SUPPLIED RECORDS>

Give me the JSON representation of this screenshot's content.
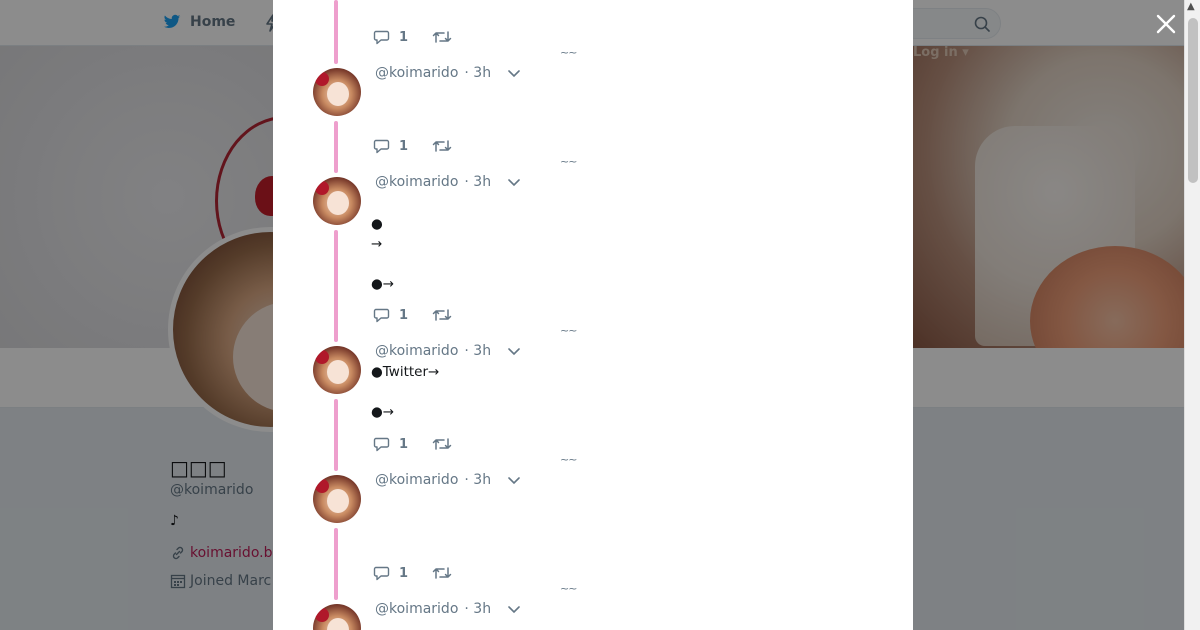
{
  "topbar": {
    "home_label": "Home",
    "login_label": "Log in ▾"
  },
  "profile": {
    "name": "□□□",
    "handle": "@koimarido",
    "bio": "♪",
    "url": "koimarido.b",
    "joined": "Joined Marc"
  },
  "colors": {
    "thread_line": "#ee9fcd",
    "link": "#bd1e59",
    "muted": "#657786"
  },
  "tweets": [
    {
      "handle": "@koimarido",
      "time": "· 3h",
      "text": "",
      "replies": "1"
    },
    {
      "handle": "@koimarido",
      "time": "· 3h",
      "text": "●\n→\n\n●→",
      "replies": "1"
    },
    {
      "handle": "@koimarido",
      "time": "· 3h",
      "text": "●Twitter→\n\n●→",
      "replies": "1"
    },
    {
      "handle": "@koimarido",
      "time": "· 3h",
      "text": "",
      "replies": "1"
    },
    {
      "handle": "@koimarido",
      "time": "· 3h",
      "text": "",
      "replies": ""
    }
  ],
  "top_actions": {
    "replies": "1"
  },
  "tilde_glyph": "~~"
}
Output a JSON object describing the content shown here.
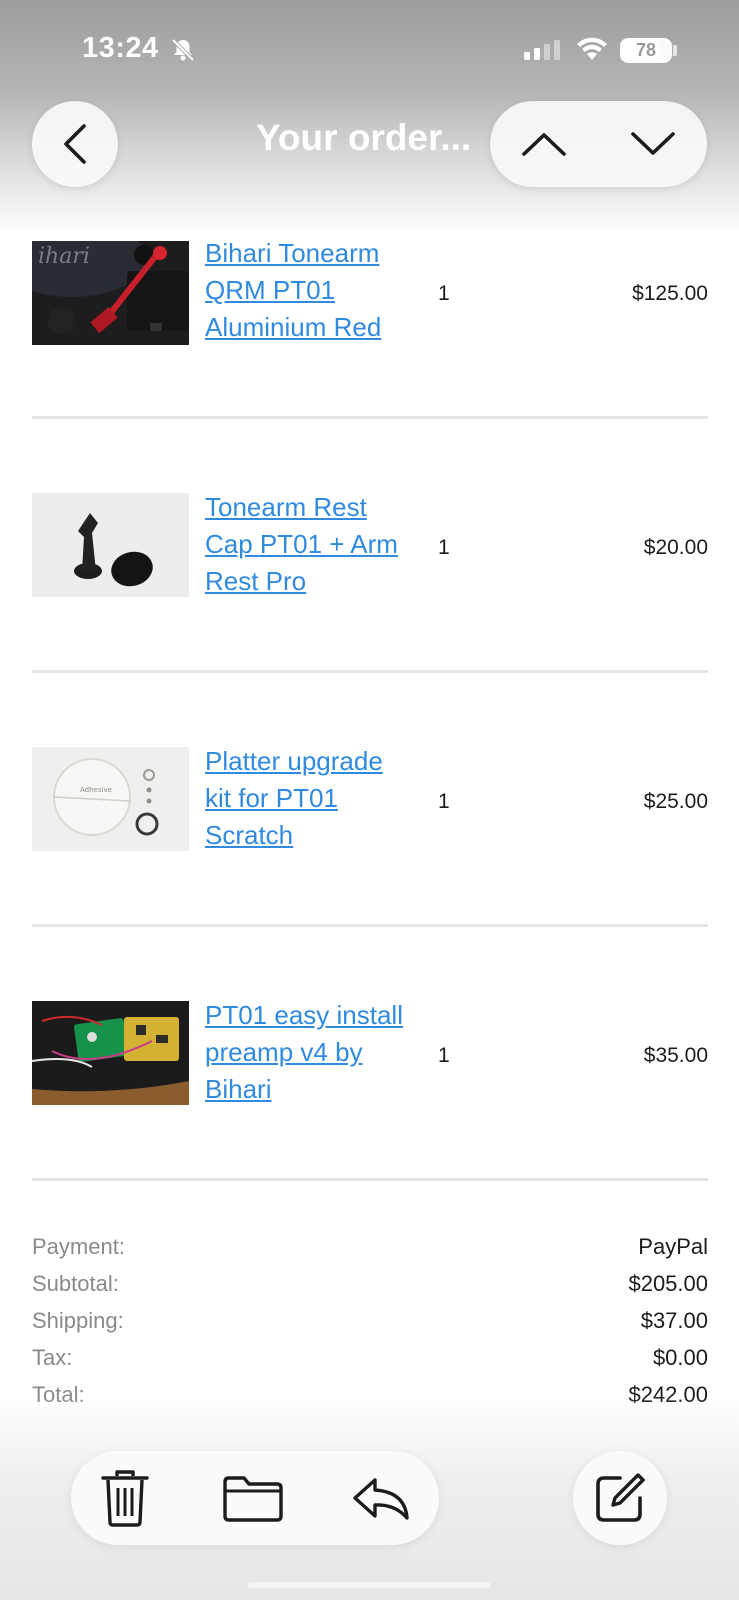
{
  "status_bar": {
    "time": "13:24",
    "battery": "78",
    "battery_level": 0.78
  },
  "header": {
    "title": "Your order..."
  },
  "items": [
    {
      "title_lines": [
        "Bihari Tonearm",
        "QRM PT01",
        "Aluminium Red"
      ],
      "qty": "1",
      "price": "$125.00"
    },
    {
      "title_lines": [
        "Tonearm Rest",
        "Cap PT01 + Arm",
        "Rest Pro"
      ],
      "qty": "1",
      "price": "$20.00"
    },
    {
      "title_lines": [
        "Platter upgrade",
        "kit for PT01",
        "Scratch"
      ],
      "qty": "1",
      "price": "$25.00",
      "thumb_text": "Adhesive"
    },
    {
      "title_lines": [
        "PT01 easy install",
        "preamp v4 by",
        "Bihari"
      ],
      "qty": "1",
      "price": "$35.00"
    }
  ],
  "summary": [
    {
      "label": "Payment:",
      "value": "PayPal"
    },
    {
      "label": "Subtotal:",
      "value": "$205.00"
    },
    {
      "label": "Shipping:",
      "value": "$37.00"
    },
    {
      "label": "Tax:",
      "value": "$0.00"
    },
    {
      "label": "Total:",
      "value": "$242.00"
    }
  ],
  "icons": {
    "back": "chevron-left-icon",
    "prev": "chevron-up-icon",
    "next": "chevron-down-icon",
    "delete": "trash-icon",
    "move": "folder-icon",
    "reply": "reply-icon",
    "compose": "compose-icon"
  },
  "colors": {
    "link": "#2f8ae0",
    "divider": "#e4e4e4",
    "label": "#8a8a8e"
  }
}
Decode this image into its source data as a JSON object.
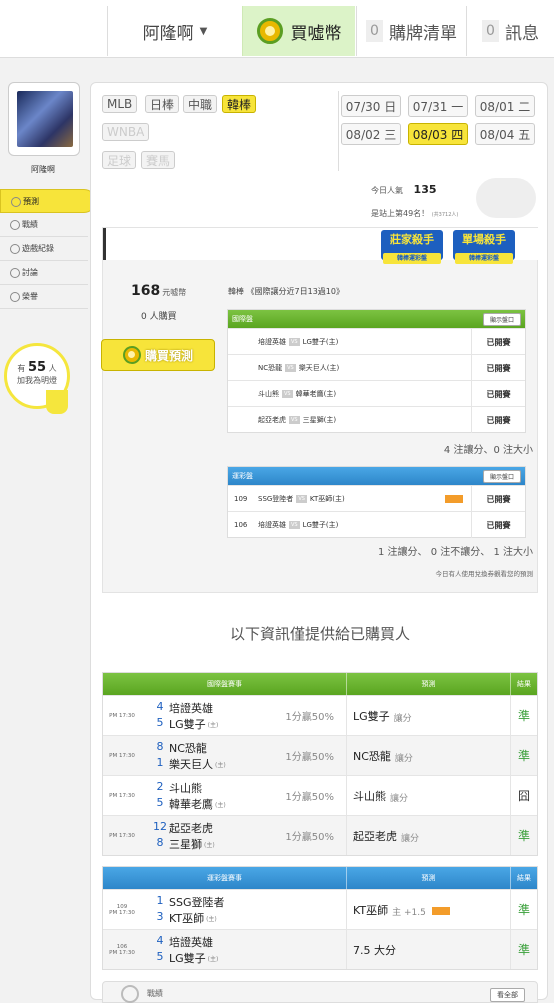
{
  "topbar": {
    "username": "阿隆啊",
    "buy_label": "買噓幣",
    "cart_count": "0",
    "cart_label": "購牌清單",
    "msg_count": "0",
    "msg_label": "訊息"
  },
  "sidebar": {
    "username": "阿隆啊",
    "items": [
      {
        "label": "預測",
        "icon": "target-icon"
      },
      {
        "label": "戰績",
        "icon": "chat-icon"
      },
      {
        "label": "遊戲紀錄",
        "icon": "record-icon"
      },
      {
        "label": "討論",
        "icon": "edit-icon"
      },
      {
        "label": "榮譽",
        "icon": "medal-icon"
      }
    ],
    "fans_prefix": "有",
    "fans_count": "55",
    "fans_suffix": "人",
    "fans_note": "加我為明燈"
  },
  "leagues": [
    "MLB",
    "日棒",
    "中職",
    "韓棒",
    "WNBA",
    "足球",
    "賽馬"
  ],
  "dates": [
    "07/30 日",
    "07/31 一",
    "08/01 二",
    "08/02 三",
    "08/03 四",
    "08/04 五"
  ],
  "popularity_label": "今日人氣",
  "popularity_value": "135",
  "rank_text": "是站上第49名！",
  "rank_note": "(共3712人)",
  "badges": [
    {
      "title": "莊家殺手",
      "sub": "韓棒運彩盤"
    },
    {
      "title": "單場殺手",
      "sub": "韓棒運彩盤"
    }
  ],
  "price_value": "168",
  "price_unit": "元噓幣",
  "buyers": "0 人購買",
  "buy_button": "購買預測",
  "pick_title": "韓棒 《國際讓分近7日13過10》",
  "intl": {
    "title": "國際盤",
    "show_label": "顯示盤口",
    "rows": [
      {
        "away": "培證英雄",
        "home": "LG雙子(主)",
        "status": "已開賽"
      },
      {
        "away": "NC恐龍",
        "home": "樂天巨人(主)",
        "status": "已開賽"
      },
      {
        "away": "斗山熊",
        "home": "韓華老鷹(主)",
        "status": "已開賽"
      },
      {
        "away": "起亞老虎",
        "home": "三星獅(主)",
        "status": "已開賽"
      }
    ],
    "summary": "4 注讓分、0 注大小"
  },
  "lottery": {
    "title": "運彩盤",
    "show_label": "顯示盤口",
    "rows": [
      {
        "no": "109",
        "away": "SSG登陸者",
        "home": "KT巫師(主)",
        "status": "已開賽"
      },
      {
        "no": "106",
        "away": "培證英雄",
        "home": "LG雙子(主)",
        "status": "已開賽"
      }
    ],
    "summary": "1 注讓分、 0 注不讓分、 1 注大小"
  },
  "note": "今日有人使用兌換券觀看您的預測",
  "info_title": "以下資訊僅提供給已購買人",
  "table1": {
    "headers": [
      "國際盤賽事",
      "預測",
      "結果"
    ],
    "rows": [
      {
        "time": "PM 17:30",
        "s1": "4",
        "t1": "培證英雄",
        "s2": "5",
        "t2": "LG雙子",
        "h": "(主)",
        "odds": "1分贏50%",
        "pred": "LG雙子",
        "type": "讓分",
        "result": "準"
      },
      {
        "time": "PM 17:30",
        "s1": "8",
        "t1": "NC恐龍",
        "s2": "1",
        "t2": "樂天巨人",
        "h": "(主)",
        "odds": "1分贏50%",
        "pred": "NC恐龍",
        "type": "讓分",
        "result": "準"
      },
      {
        "time": "PM 17:30",
        "s1": "2",
        "t1": "斗山熊",
        "s2": "5",
        "t2": "韓華老鷹",
        "h": "(主)",
        "odds": "1分贏50%",
        "pred": "斗山熊",
        "type": "讓分",
        "result": "囧"
      },
      {
        "time": "PM 17:30",
        "s1": "12",
        "t1": "起亞老虎",
        "s2": "8",
        "t2": "三星獅",
        "h": "(主)",
        "odds": "1分贏50%",
        "pred": "起亞老虎",
        "type": "讓分",
        "result": "準"
      }
    ]
  },
  "table2": {
    "headers": [
      "運彩盤賽事",
      "預測",
      "結果"
    ],
    "rows": [
      {
        "no": "109",
        "time": "PM 17:30",
        "s1": "1",
        "t1": "SSG登陸者",
        "s2": "3",
        "t2": "KT巫師",
        "h": "(主)",
        "pred": "KT巫師",
        "type": "主 +1.5",
        "result": "準"
      },
      {
        "no": "106",
        "time": "PM 17:30",
        "s1": "4",
        "t1": "培證英雄",
        "s2": "5",
        "t2": "LG雙子",
        "h": "(主)",
        "pred": "7.5 大分",
        "type": "",
        "result": "準"
      }
    ]
  },
  "bottom": {
    "label": "戰績",
    "button": "看全部"
  }
}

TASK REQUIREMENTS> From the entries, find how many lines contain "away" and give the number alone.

ANSWER BELOW> 6